Yesterday , the New York Times' corrections section included an unusual item billed as a "postscript" to its July 3 article about the dinners. In the postscript, the Times explained that a lawyer for Charles Pelton, the Post marketing executive who lost his job over the controversy, had provided the Times with a letter in which, as the Times described it, "Mr. Brauchli now says that he did indeed know that the dinners were being promoted as 'off the record,' and that he and Mr. Pelton had discussed that issue."
Later yesterday afternoon, Politico reporter Michael Calderone got his hands on the Brauchli  letter, and posted it online. Here's the key part:

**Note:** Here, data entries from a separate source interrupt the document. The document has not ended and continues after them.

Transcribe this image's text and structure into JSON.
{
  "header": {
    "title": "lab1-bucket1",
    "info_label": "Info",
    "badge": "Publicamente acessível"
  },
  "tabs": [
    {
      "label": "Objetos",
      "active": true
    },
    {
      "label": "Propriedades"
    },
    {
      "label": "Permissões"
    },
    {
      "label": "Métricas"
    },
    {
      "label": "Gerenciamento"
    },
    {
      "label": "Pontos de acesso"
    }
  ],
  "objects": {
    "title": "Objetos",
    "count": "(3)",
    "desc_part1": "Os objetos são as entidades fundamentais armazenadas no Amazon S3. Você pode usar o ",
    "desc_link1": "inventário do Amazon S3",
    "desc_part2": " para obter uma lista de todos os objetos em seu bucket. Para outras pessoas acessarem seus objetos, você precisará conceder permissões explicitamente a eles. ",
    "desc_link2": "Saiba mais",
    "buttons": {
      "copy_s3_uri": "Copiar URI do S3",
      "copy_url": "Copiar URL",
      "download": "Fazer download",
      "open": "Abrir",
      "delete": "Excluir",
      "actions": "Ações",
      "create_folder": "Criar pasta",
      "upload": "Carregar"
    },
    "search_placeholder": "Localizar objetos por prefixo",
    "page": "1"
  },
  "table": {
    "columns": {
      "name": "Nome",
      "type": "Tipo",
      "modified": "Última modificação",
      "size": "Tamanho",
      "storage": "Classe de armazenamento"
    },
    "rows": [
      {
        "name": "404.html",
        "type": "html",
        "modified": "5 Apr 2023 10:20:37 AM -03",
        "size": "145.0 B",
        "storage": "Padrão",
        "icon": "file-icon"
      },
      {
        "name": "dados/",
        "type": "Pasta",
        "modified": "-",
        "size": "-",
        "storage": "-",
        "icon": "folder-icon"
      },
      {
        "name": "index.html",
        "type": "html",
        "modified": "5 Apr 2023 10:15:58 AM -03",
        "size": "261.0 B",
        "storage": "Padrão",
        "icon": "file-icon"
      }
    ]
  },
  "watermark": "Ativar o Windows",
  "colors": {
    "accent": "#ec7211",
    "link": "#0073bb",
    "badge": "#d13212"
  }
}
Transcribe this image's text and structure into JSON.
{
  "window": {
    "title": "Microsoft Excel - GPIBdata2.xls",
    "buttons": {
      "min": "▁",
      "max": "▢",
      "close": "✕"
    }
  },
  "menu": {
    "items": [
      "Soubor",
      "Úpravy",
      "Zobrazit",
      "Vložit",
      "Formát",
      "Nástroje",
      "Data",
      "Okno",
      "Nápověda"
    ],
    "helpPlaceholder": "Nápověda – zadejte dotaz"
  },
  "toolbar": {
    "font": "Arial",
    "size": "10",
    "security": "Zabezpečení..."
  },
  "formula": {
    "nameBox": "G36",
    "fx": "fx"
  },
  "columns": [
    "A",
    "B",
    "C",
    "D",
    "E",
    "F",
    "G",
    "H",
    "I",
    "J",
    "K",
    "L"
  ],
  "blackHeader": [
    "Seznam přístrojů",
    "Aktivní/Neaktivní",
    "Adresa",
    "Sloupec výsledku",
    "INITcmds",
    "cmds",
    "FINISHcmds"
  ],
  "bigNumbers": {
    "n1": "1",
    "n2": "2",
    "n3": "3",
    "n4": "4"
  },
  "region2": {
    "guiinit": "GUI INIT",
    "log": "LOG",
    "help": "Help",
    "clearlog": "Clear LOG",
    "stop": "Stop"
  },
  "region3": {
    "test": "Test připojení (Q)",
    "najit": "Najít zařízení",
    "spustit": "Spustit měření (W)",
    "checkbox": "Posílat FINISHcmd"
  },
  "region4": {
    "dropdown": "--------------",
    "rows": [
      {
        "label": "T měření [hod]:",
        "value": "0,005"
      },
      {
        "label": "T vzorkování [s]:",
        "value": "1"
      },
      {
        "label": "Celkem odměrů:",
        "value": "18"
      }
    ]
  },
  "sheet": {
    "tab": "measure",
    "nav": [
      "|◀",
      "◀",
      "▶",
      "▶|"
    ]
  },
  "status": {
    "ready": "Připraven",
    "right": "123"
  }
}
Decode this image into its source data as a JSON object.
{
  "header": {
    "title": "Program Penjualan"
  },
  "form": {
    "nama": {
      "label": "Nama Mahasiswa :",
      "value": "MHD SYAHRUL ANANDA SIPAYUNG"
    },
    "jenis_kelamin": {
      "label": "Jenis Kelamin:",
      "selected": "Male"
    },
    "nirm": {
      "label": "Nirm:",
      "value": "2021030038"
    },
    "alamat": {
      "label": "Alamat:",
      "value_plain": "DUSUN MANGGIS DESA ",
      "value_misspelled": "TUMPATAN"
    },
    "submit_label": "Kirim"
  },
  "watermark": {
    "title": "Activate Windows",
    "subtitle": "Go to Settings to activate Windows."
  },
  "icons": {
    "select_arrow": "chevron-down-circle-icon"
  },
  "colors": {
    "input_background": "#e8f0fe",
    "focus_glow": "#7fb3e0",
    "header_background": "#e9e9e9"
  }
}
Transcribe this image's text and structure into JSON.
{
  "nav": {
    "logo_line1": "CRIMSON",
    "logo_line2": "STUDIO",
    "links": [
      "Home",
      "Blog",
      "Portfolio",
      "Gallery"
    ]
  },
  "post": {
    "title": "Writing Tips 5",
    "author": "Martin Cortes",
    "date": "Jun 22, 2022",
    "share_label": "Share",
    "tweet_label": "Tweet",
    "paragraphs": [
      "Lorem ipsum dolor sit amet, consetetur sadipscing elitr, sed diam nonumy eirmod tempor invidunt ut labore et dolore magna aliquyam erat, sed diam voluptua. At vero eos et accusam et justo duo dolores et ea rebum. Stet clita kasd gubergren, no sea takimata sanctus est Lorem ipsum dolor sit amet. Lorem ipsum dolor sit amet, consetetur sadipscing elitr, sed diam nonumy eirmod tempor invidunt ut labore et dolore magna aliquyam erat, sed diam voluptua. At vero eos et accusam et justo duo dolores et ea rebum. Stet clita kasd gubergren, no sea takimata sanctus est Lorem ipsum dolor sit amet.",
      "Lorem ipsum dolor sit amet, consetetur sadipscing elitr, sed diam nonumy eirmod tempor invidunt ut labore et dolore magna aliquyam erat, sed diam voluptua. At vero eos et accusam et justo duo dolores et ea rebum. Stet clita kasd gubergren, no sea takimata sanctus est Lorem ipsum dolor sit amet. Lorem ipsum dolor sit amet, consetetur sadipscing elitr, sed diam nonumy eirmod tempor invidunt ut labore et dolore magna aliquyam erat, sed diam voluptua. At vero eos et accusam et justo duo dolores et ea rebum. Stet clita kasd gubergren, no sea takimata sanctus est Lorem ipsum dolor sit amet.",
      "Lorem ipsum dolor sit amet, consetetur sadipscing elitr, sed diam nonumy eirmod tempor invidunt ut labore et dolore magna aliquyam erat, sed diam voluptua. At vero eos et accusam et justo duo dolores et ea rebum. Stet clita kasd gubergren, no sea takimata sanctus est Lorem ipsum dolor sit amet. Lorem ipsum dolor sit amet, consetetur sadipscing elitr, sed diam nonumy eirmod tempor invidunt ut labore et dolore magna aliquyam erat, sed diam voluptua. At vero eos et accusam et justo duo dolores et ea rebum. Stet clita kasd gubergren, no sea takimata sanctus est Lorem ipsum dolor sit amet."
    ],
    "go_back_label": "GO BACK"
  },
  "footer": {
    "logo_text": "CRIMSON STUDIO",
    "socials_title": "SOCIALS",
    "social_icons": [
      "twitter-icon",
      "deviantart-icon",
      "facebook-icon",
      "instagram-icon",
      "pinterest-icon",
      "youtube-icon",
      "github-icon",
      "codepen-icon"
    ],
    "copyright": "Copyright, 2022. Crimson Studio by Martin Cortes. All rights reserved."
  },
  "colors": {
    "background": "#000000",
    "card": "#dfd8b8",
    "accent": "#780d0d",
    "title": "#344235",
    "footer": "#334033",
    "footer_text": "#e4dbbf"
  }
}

I knew that the salon dinners were being promoted as "off the record." That fact was never hidden from me by you or anyone else. For instance, the dinners were described as "off the record" in two slide presentations that I attended. You and I discussed the off-the-record nature of the dinners. The phrase was also used in marketing materials for the salons and in correspondence to the newsroom that you e-mailed to me.
Interestingly, the Times postscript didn't mention Brauchli's letter went on to claim that "The New York Times reporter apparently misunderstood me."
Even more interestingly, Calderone says he, too, talked to Brauchli over the summer:
Brauchli made similar comments to me  that he gave to the Times, and my understanding from our conversation was that he did not know the salon dinners were being promoted as off the record.
So ... Either two separate reporters at two separate news organizations misinterpreted two separate comments Brauchli made to them, or Brauchli wasn't telling the truth over the summer.
The New Republic's Gabriel Sherman explains  how the Times' postscript came to be:
According to a series of letters, Pelton was successful in proving that Brauchli changed his story and the Times' reporting failed to reflect that he walked-back from his original claims of not knowing about the off-the-record ground rules. It wall began on September 25, when Pelton, through his lawyer George Frost, succeeded in getting Brauchli to send him a personal letter stating that he "knew that the dinners were being promoted as 'off the record.'" For Brauchli, the letter was an embarrassing reversal of his prior public comments and an admission that he knew far more about the conferences than he first let on.
With Brauchli's revised-comments in hand, Pelton and his lawyer pushed back hard against the Times. On Sept. 28, three days later after receiving Brauchli's letter, Pelton's lawyer Frost wrote a letter to Times publisher Arthur Sulzberger, executive editor Bill Keller, Pena and the public editor that cited Brauchli's revised comments on the off-the-record question and demanded the Times issue a correction.
According to Sherman, Pelton's request was denied -- by the Times' general counsel, not a newsroom executive -- and the Times ultimately ran the post-script only after Pelton's lawyer threatened legal action.
Politico's Calderone tried to reach Brauchli for comment yesterday, but was told  by a Post spokesperson that "The letter speaks for itself."
Obviously, it does not. But the letter, combined with the Times' reporting and Calderone's account of his own conversation with Brauchli and the refusal of Brauchli and the Post to discuss further, certainly suggest the top editor at one of the nation's top newspapers has been lying about his involvement in a newsroom scandal -- a scandal in which the Post was caught trying to auction off access to its reporters to corporate interests. It's worth keeping in mind that just a couple of months after trying to develop such a relationship between the Post and corporate interests, Brauchli began talking publicly about the Post listening more to conservatives.
If Brauchli will not answer questions from journalists he previously misled, perhaps he will answer to Washington Post readers. Brauchli is currently scheduled  to participate in an online Q&A Monday at noon on Monday. It seems certain questions will be submitted about Brauchli's honesty in addressing the dinners; it will be interesting to see if he takes those questions.
It will also be interesting to see if he takes any questions asking him to reconcile his absurd claim that the Post needs to be more responsive to conservatives with the Post's shameful treatment of Al Gore, its notably pro-Bush coverage of the 2000 election, or its role as cheerleader-in-chief for Bush's Iraq war . Brauchli's deputies dodged just such a question last month.